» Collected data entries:
>>>

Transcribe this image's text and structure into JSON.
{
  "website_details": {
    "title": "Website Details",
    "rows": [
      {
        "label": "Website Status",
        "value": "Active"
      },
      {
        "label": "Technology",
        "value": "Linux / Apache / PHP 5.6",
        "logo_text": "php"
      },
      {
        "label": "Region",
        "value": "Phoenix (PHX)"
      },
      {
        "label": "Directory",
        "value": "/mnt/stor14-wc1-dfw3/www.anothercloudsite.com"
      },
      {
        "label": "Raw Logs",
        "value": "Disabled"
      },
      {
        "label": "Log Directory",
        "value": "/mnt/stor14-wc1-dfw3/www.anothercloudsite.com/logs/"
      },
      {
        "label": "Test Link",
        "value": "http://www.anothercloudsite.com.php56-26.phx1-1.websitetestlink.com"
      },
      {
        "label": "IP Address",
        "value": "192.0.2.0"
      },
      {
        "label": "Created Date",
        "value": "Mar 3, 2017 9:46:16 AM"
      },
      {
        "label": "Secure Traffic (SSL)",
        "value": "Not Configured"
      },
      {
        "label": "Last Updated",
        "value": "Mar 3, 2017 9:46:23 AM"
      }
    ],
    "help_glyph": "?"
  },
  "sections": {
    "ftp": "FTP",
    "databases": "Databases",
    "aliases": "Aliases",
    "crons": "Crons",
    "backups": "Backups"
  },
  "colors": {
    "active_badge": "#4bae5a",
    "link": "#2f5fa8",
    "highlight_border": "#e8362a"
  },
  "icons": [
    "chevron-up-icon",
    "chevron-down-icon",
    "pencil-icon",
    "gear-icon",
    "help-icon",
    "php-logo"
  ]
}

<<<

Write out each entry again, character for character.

Transcribe this image's text and structure into JSON.
{
  "website_details": {
    "title": "Website Details",
    "rows": [
      {
        "label": "Website Status",
        "value": "Active"
      },
      {
        "label": "Technology",
        "value": "Linux / Apache / PHP 5.6",
        "logo_text": "php"
      },
      {
        "label": "Region",
        "value": "Phoenix (PHX)"
      },
      {
        "label": "Directory",
        "value": "/mnt/stor14-wc1-dfw3/www.anothercloudsite.com"
      },
      {
        "label": "Raw Logs",
        "value": "Disabled"
      },
      {
        "label": "Log Directory",
        "value": "/mnt/stor14-wc1-dfw3/www.anothercloudsite.com/logs/"
      },
      {
        "label": "Test Link",
        "value": "http://www.anothercloudsite.com.php56-26.phx1-1.websitetestlink.com"
      },
      {
        "label": "IP Address",
        "value": "192.0.2.0"
      },
      {
        "label": "Created Date",
        "value": "Mar 3, 2017 9:46:16 AM"
      },
      {
        "label": "Secure Traffic (SSL)",
        "value": "Not Configured"
      },
      {
        "label": "Last Updated",
        "value": "Mar 3, 2017 9:46:23 AM"
      }
    ],
    "help_glyph": "?"
  },
  "sections": {
    "ftp": "FTP",
    "databases": "Databases",
    "aliases": "Aliases",
    "crons": "Crons",
    "backups": "Backups"
  },
  "colors": {
    "active_badge": "#4bae5a",
    "link": "#2f5fa8",
    "highlight_border": "#e8362a"
  },
  "icons": [
    "chevron-up-icon",
    "chevron-down-icon",
    "pencil-icon",
    "gear-icon",
    "help-icon",
    "php-logo"
  ]
}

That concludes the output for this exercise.